Start of Source data

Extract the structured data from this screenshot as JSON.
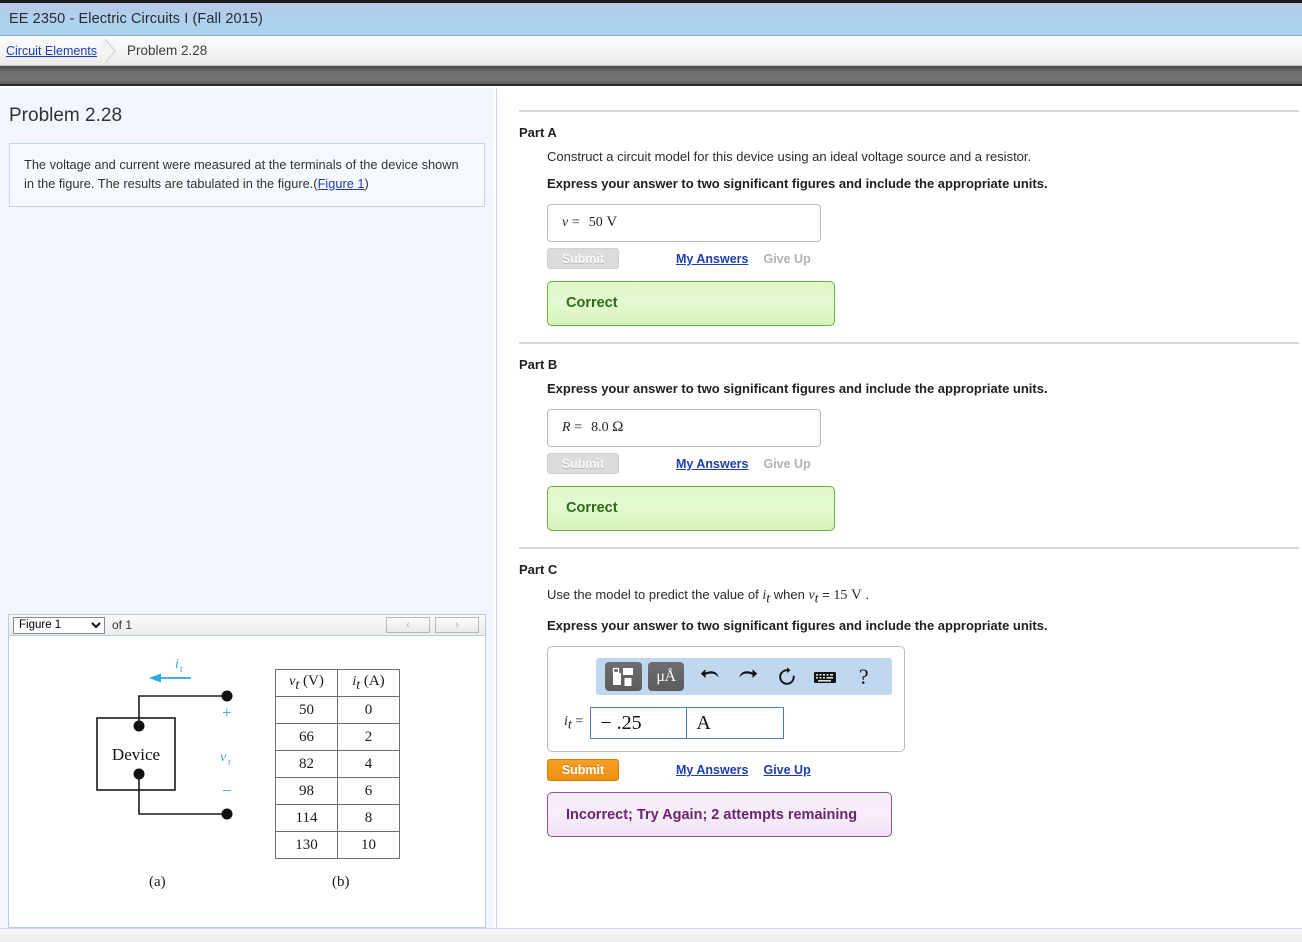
{
  "titlebar": {
    "course": "EE 2350 - Electric Circuits I (Fall 2015)"
  },
  "breadcrumb": {
    "link": "Circuit Elements",
    "current": "Problem 2.28"
  },
  "left": {
    "problem_title": "Problem 2.28",
    "statement_part1": "The voltage and current were measured at the terminals of the device shown in the figure. The results are tabulated in the figure.",
    "statement_open_paren": "(",
    "figure_link": "Figure 1",
    "statement_close_paren": ")"
  },
  "figure_widget": {
    "selected": "Figure 1",
    "options": [
      "Figure 1"
    ],
    "of_label": "of 1",
    "prev_icon": "‹",
    "next_icon": "›",
    "caption_a": "(a)",
    "caption_b": "(b)",
    "device_label": "Device",
    "current_label": "i",
    "current_sub": "t",
    "voltage_label": "v",
    "voltage_sub": "t",
    "plus_sign": "+",
    "minus_sign": "−",
    "accent_color": "#2aa8e0"
  },
  "figure_table": {
    "headers": [
      "v_t (V)",
      "i_t (A)"
    ],
    "header_v_var": "v",
    "header_v_sub": "t",
    "header_v_unit": "(V)",
    "header_i_var": "i",
    "header_i_sub": "t",
    "header_i_unit": "(A)",
    "rows": [
      {
        "v": "50",
        "i": "0"
      },
      {
        "v": "66",
        "i": "2"
      },
      {
        "v": "82",
        "i": "4"
      },
      {
        "v": "98",
        "i": "6"
      },
      {
        "v": "114",
        "i": "8"
      },
      {
        "v": "130",
        "i": "10"
      }
    ]
  },
  "chart_data": {
    "type": "table",
    "title": "Terminal measurements of device",
    "columns": [
      "v_t (V)",
      "i_t (A)"
    ],
    "xlabel": "i_t (A)",
    "ylabel": "v_t (V)",
    "x": [
      0,
      2,
      4,
      6,
      8,
      10
    ],
    "values": [
      50,
      66,
      82,
      98,
      114,
      130
    ],
    "series": [
      {
        "name": "v_t (V)",
        "values": [
          50,
          66,
          82,
          98,
          114,
          130
        ]
      },
      {
        "name": "i_t (A)",
        "values": [
          0,
          2,
          4,
          6,
          8,
          10
        ]
      }
    ]
  },
  "parts": [
    {
      "id": "part-a",
      "heading": "Part A",
      "prompt": "Construct a circuit model for this device using an ideal voltage source and a resistor.",
      "instruction": "Express your answer to two significant figures and include the appropriate units.",
      "answer_var": "v",
      "answer_sub": "",
      "answer_eq": "=",
      "answer_value": "50",
      "answer_unit": "V",
      "submit_label": "Submit",
      "submit_state": "disabled",
      "my_answers_label": "My Answers",
      "give_up_label": "Give Up",
      "give_up_state": "disabled",
      "feedback": "Correct",
      "feedback_type": "correct"
    },
    {
      "id": "part-b",
      "heading": "Part B",
      "prompt": "",
      "instruction": "Express your answer to two significant figures and include the appropriate units.",
      "answer_var": "R",
      "answer_sub": "",
      "answer_eq": "=",
      "answer_value": "8.0",
      "answer_unit": "Ω",
      "submit_label": "Submit",
      "submit_state": "disabled",
      "my_answers_label": "My Answers",
      "give_up_label": "Give Up",
      "give_up_state": "disabled",
      "feedback": "Correct",
      "feedback_type": "correct"
    }
  ],
  "part_c": {
    "heading": "Part C",
    "prompt_pre": "Use the model to predict the value of ",
    "prompt_var1": "i",
    "prompt_var1_sub": "t",
    "prompt_mid": " when ",
    "prompt_var2": "v",
    "prompt_var2_sub": "t",
    "prompt_eq": " = ",
    "prompt_value": "15",
    "prompt_unit": "V",
    "prompt_end": ".",
    "instruction": "Express your answer to two significant figures and include the appropriate units.",
    "toolbar": {
      "template_icon": "template-icon",
      "units_icon_label": "μÅ",
      "undo_icon": "↶",
      "redo_icon": "↷",
      "reset_icon": "↻",
      "keyboard_icon": "⌨",
      "help_icon": "?"
    },
    "answer_var": "i",
    "answer_sub": "t",
    "answer_eq": "=",
    "answer_value": "− .25",
    "answer_unit": "A",
    "submit_label": "Submit",
    "submit_state": "active",
    "my_answers_label": "My Answers",
    "give_up_label": "Give Up",
    "give_up_state": "active",
    "feedback": "Incorrect; Try Again; 2 attempts remaining",
    "feedback_type": "incorrect"
  },
  "colors": {
    "link": "#1d3faf",
    "correct_text": "#2a6b13",
    "incorrect_text": "#6d2470",
    "submit_orange": "#ef8f12",
    "toolbar_blue": "#bfd8ef"
  }
}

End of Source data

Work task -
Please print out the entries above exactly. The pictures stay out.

Answer box -
Extract the structured data from this screenshot as JSON.
{
  "titlebar": {
    "course": "EE 2350 - Electric Circuits I (Fall 2015)"
  },
  "breadcrumb": {
    "link": "Circuit Elements",
    "current": "Problem 2.28"
  },
  "left": {
    "problem_title": "Problem 2.28",
    "statement_part1": "The voltage and current were measured at the terminals of the device shown in the figure. The results are tabulated in the figure.",
    "statement_open_paren": "(",
    "figure_link": "Figure 1",
    "statement_close_paren": ")"
  },
  "figure_widget": {
    "selected": "Figure 1",
    "options": [
      "Figure 1"
    ],
    "of_label": "of 1",
    "prev_icon": "‹",
    "next_icon": "›",
    "caption_a": "(a)",
    "caption_b": "(b)",
    "device_label": "Device",
    "current_label": "i",
    "current_sub": "t",
    "voltage_label": "v",
    "voltage_sub": "t",
    "plus_sign": "+",
    "minus_sign": "−",
    "accent_color": "#2aa8e0"
  },
  "figure_table": {
    "headers": [
      "v_t (V)",
      "i_t (A)"
    ],
    "header_v_var": "v",
    "header_v_sub": "t",
    "header_v_unit": "(V)",
    "header_i_var": "i",
    "header_i_sub": "t",
    "header_i_unit": "(A)",
    "rows": [
      {
        "v": "50",
        "i": "0"
      },
      {
        "v": "66",
        "i": "2"
      },
      {
        "v": "82",
        "i": "4"
      },
      {
        "v": "98",
        "i": "6"
      },
      {
        "v": "114",
        "i": "8"
      },
      {
        "v": "130",
        "i": "10"
      }
    ]
  },
  "chart_data": {
    "type": "table",
    "title": "Terminal measurements of device",
    "columns": [
      "v_t (V)",
      "i_t (A)"
    ],
    "xlabel": "i_t (A)",
    "ylabel": "v_t (V)",
    "x": [
      0,
      2,
      4,
      6,
      8,
      10
    ],
    "values": [
      50,
      66,
      82,
      98,
      114,
      130
    ],
    "series": [
      {
        "name": "v_t (V)",
        "values": [
          50,
          66,
          82,
          98,
          114,
          130
        ]
      },
      {
        "name": "i_t (A)",
        "values": [
          0,
          2,
          4,
          6,
          8,
          10
        ]
      }
    ]
  },
  "parts": [
    {
      "id": "part-a",
      "heading": "Part A",
      "prompt": "Construct a circuit model for this device using an ideal voltage source and a resistor.",
      "instruction": "Express your answer to two significant figures and include the appropriate units.",
      "answer_var": "v",
      "answer_sub": "",
      "answer_eq": "=",
      "answer_value": "50",
      "answer_unit": "V",
      "submit_label": "Submit",
      "submit_state": "disabled",
      "my_answers_label": "My Answers",
      "give_up_label": "Give Up",
      "give_up_state": "disabled",
      "feedback": "Correct",
      "feedback_type": "correct"
    },
    {
      "id": "part-b",
      "heading": "Part B",
      "prompt": "",
      "instruction": "Express your answer to two significant figures and include the appropriate units.",
      "answer_var": "R",
      "answer_sub": "",
      "answer_eq": "=",
      "answer_value": "8.0",
      "answer_unit": "Ω",
      "submit_label": "Submit",
      "submit_state": "disabled",
      "my_answers_label": "My Answers",
      "give_up_label": "Give Up",
      "give_up_state": "disabled",
      "feedback": "Correct",
      "feedback_type": "correct"
    }
  ],
  "part_c": {
    "heading": "Part C",
    "prompt_pre": "Use the model to predict the value of ",
    "prompt_var1": "i",
    "prompt_var1_sub": "t",
    "prompt_mid": " when ",
    "prompt_var2": "v",
    "prompt_var2_sub": "t",
    "prompt_eq": " = ",
    "prompt_value": "15",
    "prompt_unit": "V",
    "prompt_end": ".",
    "instruction": "Express your answer to two significant figures and include the appropriate units.",
    "toolbar": {
      "template_icon": "template-icon",
      "units_icon_label": "μÅ",
      "undo_icon": "↶",
      "redo_icon": "↷",
      "reset_icon": "↻",
      "keyboard_icon": "⌨",
      "help_icon": "?"
    },
    "answer_var": "i",
    "answer_sub": "t",
    "answer_eq": "=",
    "answer_value": "− .25",
    "answer_unit": "A",
    "submit_label": "Submit",
    "submit_state": "active",
    "my_answers_label": "My Answers",
    "give_up_label": "Give Up",
    "give_up_state": "active",
    "feedback": "Incorrect; Try Again; 2 attempts remaining",
    "feedback_type": "incorrect"
  },
  "colors": {
    "link": "#1d3faf",
    "correct_text": "#2a6b13",
    "incorrect_text": "#6d2470",
    "submit_orange": "#ef8f12",
    "toolbar_blue": "#bfd8ef"
  }
}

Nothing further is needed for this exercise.